Exactly as written, print every line of the listing below and omit its pictures.

++++++++++++++++++++

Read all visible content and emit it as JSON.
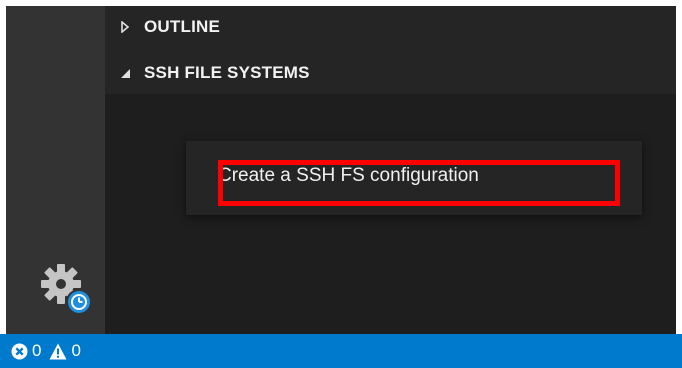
{
  "sidebar": {
    "sections": [
      {
        "label": "OUTLINE",
        "expanded": false,
        "chevron_icon": "chevron-right-icon"
      },
      {
        "label": "SSH FILE SYSTEMS",
        "expanded": true,
        "chevron_icon": "chevron-down-icon"
      }
    ]
  },
  "context_menu": {
    "items": [
      {
        "label": "Create a SSH FS configuration",
        "highlighted": true
      }
    ]
  },
  "activity_bar": {
    "manage_icon": "gear-with-clock-icon"
  },
  "status_bar": {
    "errors_icon": "error-circle-icon",
    "errors_count": "0",
    "warnings_icon": "warning-triangle-icon",
    "warnings_count": "0"
  },
  "colors": {
    "activity_bar": "#333333",
    "sidebar_header": "#252526",
    "sidebar_body": "#1e1e1e",
    "status_bar": "#007acc",
    "highlight": "#ff0000"
  }
}
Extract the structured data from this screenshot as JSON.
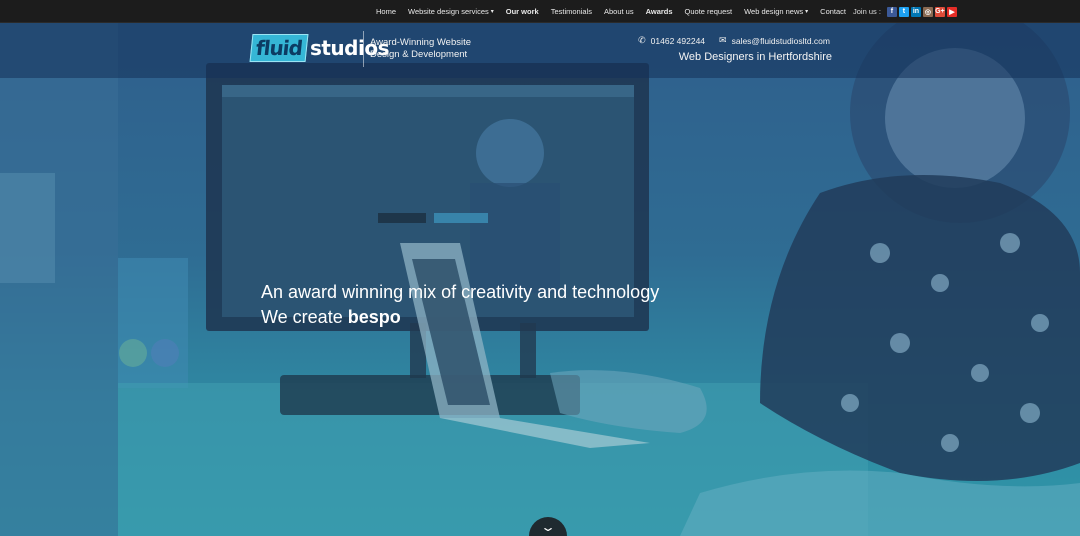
{
  "nav": {
    "items": [
      {
        "label": "Home",
        "bold": false,
        "dropdown": false
      },
      {
        "label": "Website design services",
        "bold": false,
        "dropdown": true
      },
      {
        "label": "Our work",
        "bold": true,
        "dropdown": false
      },
      {
        "label": "Testimonials",
        "bold": false,
        "dropdown": false
      },
      {
        "label": "About us",
        "bold": false,
        "dropdown": false
      },
      {
        "label": "Awards",
        "bold": true,
        "dropdown": false
      },
      {
        "label": "Quote request",
        "bold": false,
        "dropdown": false
      },
      {
        "label": "Web design news",
        "bold": false,
        "dropdown": true
      },
      {
        "label": "Contact",
        "bold": false,
        "dropdown": false
      }
    ],
    "dropdown_caret": "▾"
  },
  "social": {
    "label": "Join us :",
    "icons": [
      {
        "name": "facebook-icon",
        "glyph": "f",
        "color": "#3b5998"
      },
      {
        "name": "twitter-icon",
        "glyph": "t",
        "color": "#1da1f2"
      },
      {
        "name": "linkedin-icon",
        "glyph": "in",
        "color": "#0077b5"
      },
      {
        "name": "instagram-icon",
        "glyph": "◎",
        "color": "#8a6a52"
      },
      {
        "name": "googleplus-icon",
        "glyph": "G+",
        "color": "#dd4b39"
      },
      {
        "name": "youtube-icon",
        "glyph": "▶",
        "color": "#e52d27"
      }
    ]
  },
  "logo": {
    "fluid": "fluid",
    "studios": "studios",
    "tagline_line1": "Award-Winning Website",
    "tagline_line2": "Design & Development"
  },
  "contact": {
    "phone": "01462 492244",
    "email": "sales@fluidstudiosltd.com",
    "phone_icon": "phone-icon",
    "email_icon": "envelope-icon",
    "subtitle": "Web Designers in Hertfordshire"
  },
  "hero": {
    "line1": "An award winning mix of creativity and technology",
    "line2_prefix": "We create ",
    "line2_typed": "bespo",
    "scroll_icon": "chevron-down-icon"
  },
  "colors": {
    "accent": "#35b6d6",
    "overlay": "#2f6c93",
    "topbar": "#1c1c1c"
  }
}
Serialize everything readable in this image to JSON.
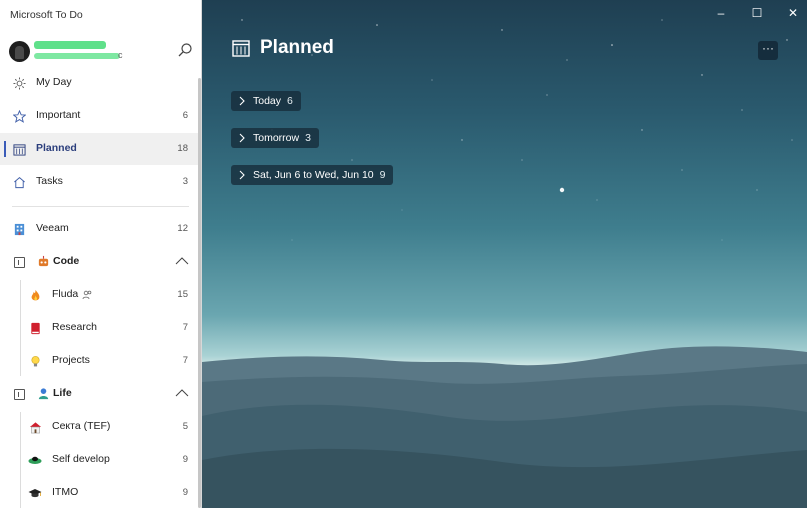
{
  "app": {
    "title": "Microsoft To Do"
  },
  "account": {
    "email_tail": "c"
  },
  "smart_lists": [
    {
      "label": "My Day",
      "count": ""
    },
    {
      "label": "Important",
      "count": "6"
    },
    {
      "label": "Planned",
      "count": "18"
    },
    {
      "label": "Tasks",
      "count": "3"
    }
  ],
  "lists": {
    "veeam": {
      "label": "Veeam",
      "count": "12"
    },
    "code_group": {
      "label": "Code"
    },
    "fluda": {
      "label": "Fluda",
      "count": "15"
    },
    "research": {
      "label": "Research",
      "count": "7"
    },
    "projects": {
      "label": "Projects",
      "count": "7"
    },
    "life_group": {
      "label": "Life"
    },
    "sekta": {
      "label": "Секта (TEF)",
      "count": "5"
    },
    "self_develop": {
      "label": "Self develop",
      "count": "9"
    },
    "itmo": {
      "label": "ITMO",
      "count": "9"
    }
  },
  "main": {
    "title": "Planned",
    "more": "···",
    "groups": [
      {
        "label": "Today",
        "count": "6"
      },
      {
        "label": "Tomorrow",
        "count": "3"
      },
      {
        "label": "Sat, Jun 6 to Wed, Jun 10",
        "count": "9"
      }
    ]
  },
  "window_controls": {
    "minimize": "–",
    "maximize": "☐",
    "close": "✕"
  },
  "colors": {
    "accent": "#3a5bb8",
    "pill_bg": "#162c3a"
  }
}
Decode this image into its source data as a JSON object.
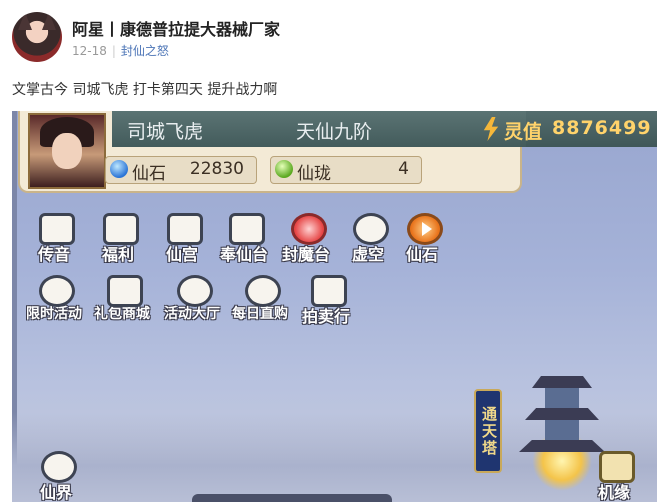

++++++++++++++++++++

● **FINAL ANSWER**
Read all visible content and emit it as JSON.
{
  "sidebar": {
    "sections": [
      {
        "label": "OUTLINE",
        "expanded": false,
        "chevron_icon": "chevron-right-icon"
      },
      {
        "label": "SSH FILE SYSTEMS",
        "expanded": true,
        "chevron_icon": "chevron-down-icon"
      }
    ]
  },
  "context_menu": {
    "items": [
      {
        "label": "Create a SSH FS configuration",
        "highlighted": true
      }
    ]
  },
  "activity_bar": {
    "manage_icon": "gear-with-clock-icon"
  },
  "status_bar": {
    "errors_icon": "error-circle-icon",
    "errors_count": "0",
    "warnings_icon": "warning-triangle-icon",
    "warnings_count": "0"
  },
  "colors": {
    "activity_bar": "#333333",
    "sidebar_header": "#252526",
    "sidebar_body": "#1e1e1e",
    "status_bar": "#007acc",
    "highlight": "#ff0000"
  }
}
Extract the structured data from this screenshot as JSON.
{
  "nav": {
    "items": [
      {
        "label": "Home",
        "bold": false,
        "dropdown": false
      },
      {
        "label": "Website design services",
        "bold": false,
        "dropdown": true
      },
      {
        "label": "Our work",
        "bold": true,
        "dropdown": false
      },
      {
        "label": "Testimonials",
        "bold": false,
        "dropdown": false
      },
      {
        "label": "About us",
        "bold": false,
        "dropdown": false
      },
      {
        "label": "Awards",
        "bold": true,
        "dropdown": false
      },
      {
        "label": "Quote request",
        "bold": false,
        "dropdown": false
      },
      {
        "label": "Web design news",
        "bold": false,
        "dropdown": true
      },
      {
        "label": "Contact",
        "bold": false,
        "dropdown": false
      }
    ],
    "dropdown_caret": "▾"
  },
  "social": {
    "label": "Join us :",
    "icons": [
      {
        "name": "facebook-icon",
        "glyph": "f",
        "color": "#3b5998"
      },
      {
        "name": "twitter-icon",
        "glyph": "t",
        "color": "#1da1f2"
      },
      {
        "name": "linkedin-icon",
        "glyph": "in",
        "color": "#0077b5"
      },
      {
        "name": "instagram-icon",
        "glyph": "◎",
        "color": "#8a6a52"
      },
      {
        "name": "googleplus-icon",
        "glyph": "G+",
        "color": "#dd4b39"
      },
      {
        "name": "youtube-icon",
        "glyph": "▶",
        "color": "#e52d27"
      }
    ]
  },
  "logo": {
    "fluid": "fluid",
    "studios": "studios",
    "tagline_line1": "Award-Winning Website",
    "tagline_line2": "Design & Development"
  },
  "contact": {
    "phone": "01462 492244",
    "email": "sales@fluidstudiosltd.com",
    "phone_icon": "phone-icon",
    "email_icon": "envelope-icon",
    "subtitle": "Web Designers in Hertfordshire"
  },
  "hero": {
    "line1": "An award winning mix of creativity and technology",
    "line2_prefix": "We create ",
    "line2_typed": "bespo",
    "scroll_icon": "chevron-down-icon"
  },
  "colors": {
    "accent": "#35b6d6",
    "overlay": "#2f6c93",
    "topbar": "#1c1c1c"
  }
}
Serialize everything readable in this image to JSON.
{
  "app": {
    "title": "Microsoft To Do"
  },
  "account": {
    "email_tail": "c"
  },
  "smart_lists": [
    {
      "label": "My Day",
      "count": ""
    },
    {
      "label": "Important",
      "count": "6"
    },
    {
      "label": "Planned",
      "count": "18"
    },
    {
      "label": "Tasks",
      "count": "3"
    }
  ],
  "lists": {
    "veeam": {
      "label": "Veeam",
      "count": "12"
    },
    "code_group": {
      "label": "Code"
    },
    "fluda": {
      "label": "Fluda",
      "count": "15"
    },
    "research": {
      "label": "Research",
      "count": "7"
    },
    "projects": {
      "label": "Projects",
      "count": "7"
    },
    "life_group": {
      "label": "Life"
    },
    "sekta": {
      "label": "Секта (TEF)",
      "count": "5"
    },
    "self_develop": {
      "label": "Self develop",
      "count": "9"
    },
    "itmo": {
      "label": "ITMO",
      "count": "9"
    }
  },
  "main": {
    "title": "Planned",
    "more": "···",
    "groups": [
      {
        "label": "Today",
        "count": "6"
      },
      {
        "label": "Tomorrow",
        "count": "3"
      },
      {
        "label": "Sat, Jun 6 to Wed, Jun 10",
        "count": "9"
      }
    ]
  },
  "window_controls": {
    "minimize": "–",
    "maximize": "☐",
    "close": "✕"
  },
  "colors": {
    "accent": "#3a5bb8",
    "pill_bg": "#162c3a"
  }
}
Decode this image into its source data as a JSON object.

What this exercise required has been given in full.